→ WHAT TO DO
Extract every entry word for word. Skip the pictures.

Dataset excerpts
* * *

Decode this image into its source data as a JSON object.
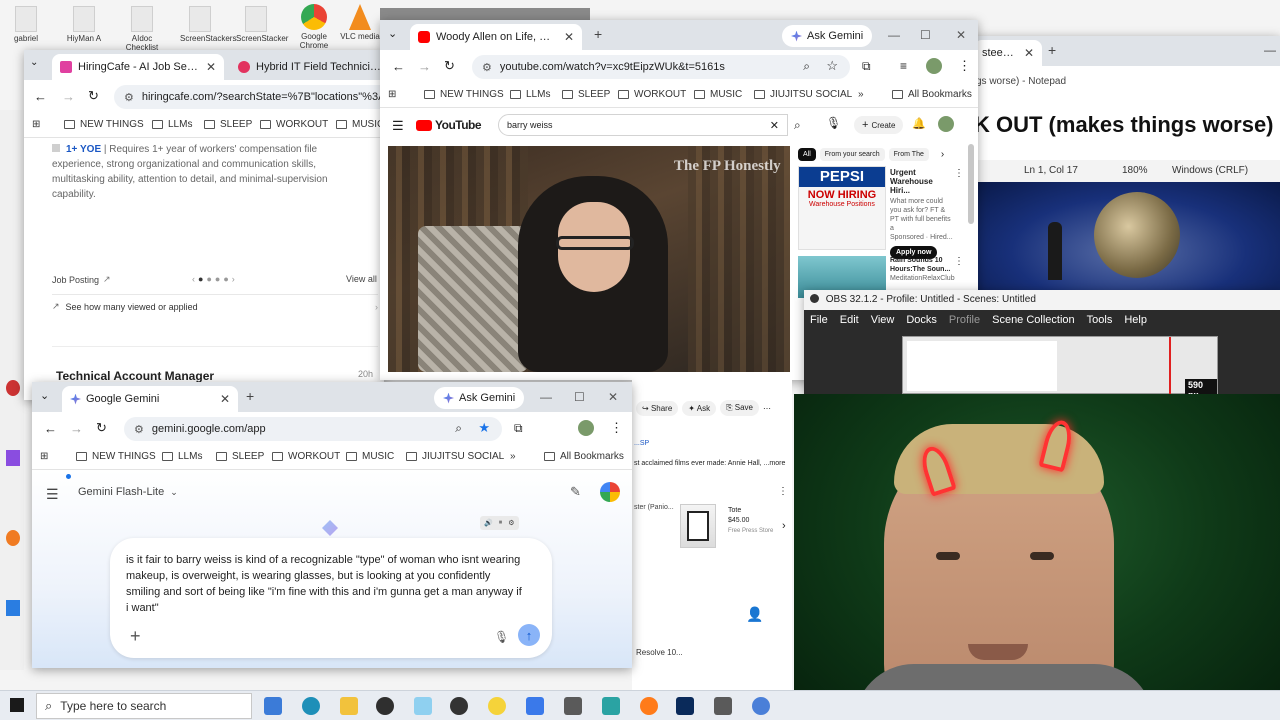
{
  "desktop": {
    "icons": [
      {
        "label": "gabriel"
      },
      {
        "label": "HiyMan A"
      },
      {
        "label": "AIdoc Checklist"
      },
      {
        "label": "ScreenStackers"
      },
      {
        "label": "ScreenStacker"
      },
      {
        "label": "Google Chrome"
      },
      {
        "label": "VLC media"
      }
    ]
  },
  "hiring_window": {
    "tabs": [
      {
        "label": "HiringCafe - AI Job Search",
        "color": "#e040a0"
      },
      {
        "label": "Hybrid IT Field Technician and I",
        "color": "#e2335f"
      }
    ],
    "url": "hiringcafe.com/?searchState=%7B\"locations\"%3A%5",
    "bookmarks": [
      "NEW THINGS",
      "LLMs",
      "SLEEP",
      "WORKOUT",
      "MUSIC"
    ],
    "job_tag": "1+ YOE",
    "job_desc": "Requires 1+ year of workers' compensation file experience, strong organizational and communication skills, multitasking ability, attention to detail, and minimal-supervision capability.",
    "job_posting_link": "Job Posting",
    "view_all": "View all",
    "see_viewed": "See how many viewed or applied",
    "next_job_title": "Technical Account Manager",
    "next_job_age": "20h"
  },
  "youtube_window": {
    "tab_label": "Woody Allen on Life, Death—an",
    "ask_gemini": "Ask Gemini",
    "url": "youtube.com/watch?v=xc9tEipzWUk&t=5161s",
    "bookmarks": [
      "NEW THINGS",
      "LLMs",
      "SLEEP",
      "WORKOUT",
      "MUSIC",
      "JIUJITSU SOCIAL"
    ],
    "all_bookmarks": "All Bookmarks",
    "logo_text": "YouTube",
    "search_query": "barry weiss",
    "create_label": "Create",
    "watermark": "The FP Honestly",
    "chips": [
      "All",
      "From your search",
      "From The"
    ],
    "ad": {
      "brand": "PEPSI",
      "headline": "NOW HIRING",
      "sub": "Warehouse Positions",
      "title": "Urgent Warehouse Hiri...",
      "desc": "What more could you ask for? FT & PT with full benefits a",
      "sponsored": "Sponsored · Hired...",
      "cta": "Apply now"
    },
    "rec": {
      "title": "Rain Sounds 10 Hours:The Soun...",
      "channel": "MeditationRelaxClub"
    },
    "actions": [
      "Share",
      "Ask",
      "Save"
    ],
    "desc_snippet": "st acclaimed films ever made: Annie Hall, ...more",
    "product": {
      "name": "Tote",
      "price": "$45.00",
      "store": "Free Press Store"
    },
    "product_left": "ster (Panio...",
    "bottom_text": "Resolve 10..."
  },
  "notepad_window": {
    "tab_label": "steen - Y",
    "title_fragment": "gs worse) - Notepad",
    "heading": "K OUT (makes things worse)",
    "status": {
      "position": "Ln 1, Col 17",
      "zoom": "180%",
      "line_ending": "Windows (CRLF)"
    }
  },
  "obs_window": {
    "title": "OBS 32.1.2 - Profile: Untitled - Scenes: Untitled",
    "menu": [
      "File",
      "Edit",
      "View",
      "Docks",
      "Profile",
      "Scene Collection",
      "Tools",
      "Help"
    ],
    "preview_label": "590 px"
  },
  "gemini_window": {
    "tab_label": "Google Gemini",
    "ask_gemini": "Ask Gemini",
    "url": "gemini.google.com/app",
    "bookmarks": [
      "NEW THINGS",
      "LLMs",
      "SLEEP",
      "WORKOUT",
      "MUSIC",
      "JIUJITSU SOCIAL"
    ],
    "all_bookmarks": "All Bookmarks",
    "model_label": "Gemini  Flash-Lite",
    "prompt_text": "is it fair to barry weiss is kind of a recognizable \"type\" of woman who isnt wearing makeup, is overweight, is wearing glasses, but is looking at you confidently smiling and sort of being like \"i'm fine with this and i'm gunna get a man anyway if i want\""
  },
  "taskbar": {
    "search_placeholder": "Type here to search"
  }
}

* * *

→ ANSWER SECTION
Decode this image into its source data as a JSON object.
{
  "desktop": {
    "icons": [
      {
        "label": "gabriel"
      },
      {
        "label": "HiyMan A"
      },
      {
        "label": "AIdoc Checklist"
      },
      {
        "label": "ScreenStackers"
      },
      {
        "label": "ScreenStacker"
      },
      {
        "label": "Google Chrome"
      },
      {
        "label": "VLC media"
      }
    ]
  },
  "hiring_window": {
    "tabs": [
      {
        "label": "HiringCafe - AI Job Search",
        "color": "#e040a0"
      },
      {
        "label": "Hybrid IT Field Technician and I",
        "color": "#e2335f"
      }
    ],
    "url": "hiringcafe.com/?searchState=%7B\"locations\"%3A%5",
    "bookmarks": [
      "NEW THINGS",
      "LLMs",
      "SLEEP",
      "WORKOUT",
      "MUSIC"
    ],
    "job_tag": "1+ YOE",
    "job_desc": "Requires 1+ year of workers' compensation file experience, strong organizational and communication skills, multitasking ability, attention to detail, and minimal-supervision capability.",
    "job_posting_link": "Job Posting",
    "view_all": "View all",
    "see_viewed": "See how many viewed or applied",
    "next_job_title": "Technical Account Manager",
    "next_job_age": "20h"
  },
  "youtube_window": {
    "tab_label": "Woody Allen on Life, Death—an",
    "ask_gemini": "Ask Gemini",
    "url": "youtube.com/watch?v=xc9tEipzWUk&t=5161s",
    "bookmarks": [
      "NEW THINGS",
      "LLMs",
      "SLEEP",
      "WORKOUT",
      "MUSIC",
      "JIUJITSU SOCIAL"
    ],
    "all_bookmarks": "All Bookmarks",
    "logo_text": "YouTube",
    "search_query": "barry weiss",
    "create_label": "Create",
    "watermark": "The FP Honestly",
    "chips": [
      "All",
      "From your search",
      "From The"
    ],
    "ad": {
      "brand": "PEPSI",
      "headline": "NOW HIRING",
      "sub": "Warehouse Positions",
      "title": "Urgent Warehouse Hiri...",
      "desc": "What more could you ask for? FT & PT with full benefits a",
      "sponsored": "Sponsored · Hired...",
      "cta": "Apply now"
    },
    "rec": {
      "title": "Rain Sounds 10 Hours:The Soun...",
      "channel": "MeditationRelaxClub"
    },
    "actions": [
      "Share",
      "Ask",
      "Save"
    ],
    "desc_snippet": "st acclaimed films ever made: Annie Hall, ...more",
    "product": {
      "name": "Tote",
      "price": "$45.00",
      "store": "Free Press Store"
    },
    "product_left": "ster (Panio...",
    "bottom_text": "Resolve 10..."
  },
  "notepad_window": {
    "tab_label": "steen - Y",
    "title_fragment": "gs worse) - Notepad",
    "heading": "K OUT (makes things worse)",
    "status": {
      "position": "Ln 1, Col 17",
      "zoom": "180%",
      "line_ending": "Windows (CRLF)"
    }
  },
  "obs_window": {
    "title": "OBS 32.1.2 - Profile: Untitled - Scenes: Untitled",
    "menu": [
      "File",
      "Edit",
      "View",
      "Docks",
      "Profile",
      "Scene Collection",
      "Tools",
      "Help"
    ],
    "preview_label": "590 px"
  },
  "gemini_window": {
    "tab_label": "Google Gemini",
    "ask_gemini": "Ask Gemini",
    "url": "gemini.google.com/app",
    "bookmarks": [
      "NEW THINGS",
      "LLMs",
      "SLEEP",
      "WORKOUT",
      "MUSIC",
      "JIUJITSU SOCIAL"
    ],
    "all_bookmarks": "All Bookmarks",
    "model_label": "Gemini  Flash-Lite",
    "prompt_text": "is it fair to barry weiss is kind of a recognizable \"type\" of woman who isnt wearing makeup, is overweight, is wearing glasses, but is looking at you confidently smiling and sort of being like \"i'm fine with this and i'm gunna get a man anyway if i want\""
  },
  "taskbar": {
    "search_placeholder": "Type here to search"
  }
}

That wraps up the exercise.